--- Task ---
Which lines have the string "mumbers"? Copy all of them from the entries below.

--- The records ---
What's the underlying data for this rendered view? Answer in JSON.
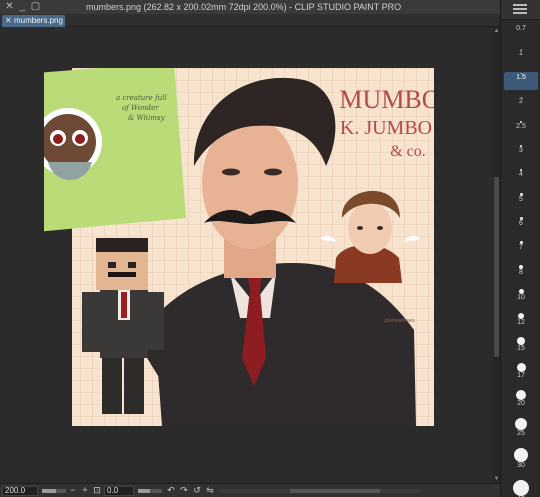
{
  "window": {
    "title": "mumbers.png (262.82 x 200.02mm 72dpi 200.0%)  - CLIP STUDIO PAINT PRO",
    "close_glyph": "✕",
    "minimize_glyph": "_",
    "maximize_glyph": "▢"
  },
  "tab": {
    "label": "mumbers.png",
    "close_glyph": "✕"
  },
  "artwork": {
    "title_line1": "MUMBO",
    "title_line2": "K. JUMBO",
    "title_line3": "& co.",
    "sticky_note_text": "a creature full of Wonder & Whimsy",
    "signature": "@emsedraws"
  },
  "brush_sizes": [
    {
      "label": "0.7",
      "dot": 0
    },
    {
      "label": "1",
      "dot": 1
    },
    {
      "label": "1.5",
      "dot": 1,
      "selected": true
    },
    {
      "label": "2",
      "dot": 1
    },
    {
      "label": "2.5",
      "dot": 2
    },
    {
      "label": "3",
      "dot": 2
    },
    {
      "label": "4",
      "dot": 2
    },
    {
      "label": "5",
      "dot": 3
    },
    {
      "label": "6",
      "dot": 3
    },
    {
      "label": "7",
      "dot": 3
    },
    {
      "label": "8",
      "dot": 4
    },
    {
      "label": "10",
      "dot": 5
    },
    {
      "label": "12",
      "dot": 6
    },
    {
      "label": "15",
      "dot": 8
    },
    {
      "label": "17",
      "dot": 9
    },
    {
      "label": "20",
      "dot": 10
    },
    {
      "label": "25",
      "dot": 12
    },
    {
      "label": "30",
      "dot": 14
    },
    {
      "label": "40",
      "dot": 16
    }
  ],
  "statusbar": {
    "zoom": "200.0",
    "rotation": "0.0",
    "zoom_out_glyph": "−",
    "zoom_in_glyph": "+",
    "fit_glyph": "⊡",
    "rotate_left_glyph": "↶",
    "rotate_right_glyph": "↷",
    "reset_glyph": "↺",
    "flip_glyph": "⇋"
  },
  "colors": {
    "canvas_bg": "#f6e4cf",
    "grid": "#e3b7a2",
    "title_text": "#b24a4a",
    "sticky_note": "#b9dc78",
    "accent_selected": "#3c5a78"
  },
  "icons": {
    "panel_menu": "hamburger-icon"
  }
}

--- Written reply ---
    "title": "mumbers.png (262.82 x 200.02mm 72dpi 200.0%)  - CLIP STUDIO PAINT PRO",
    "label": "mumbers.png",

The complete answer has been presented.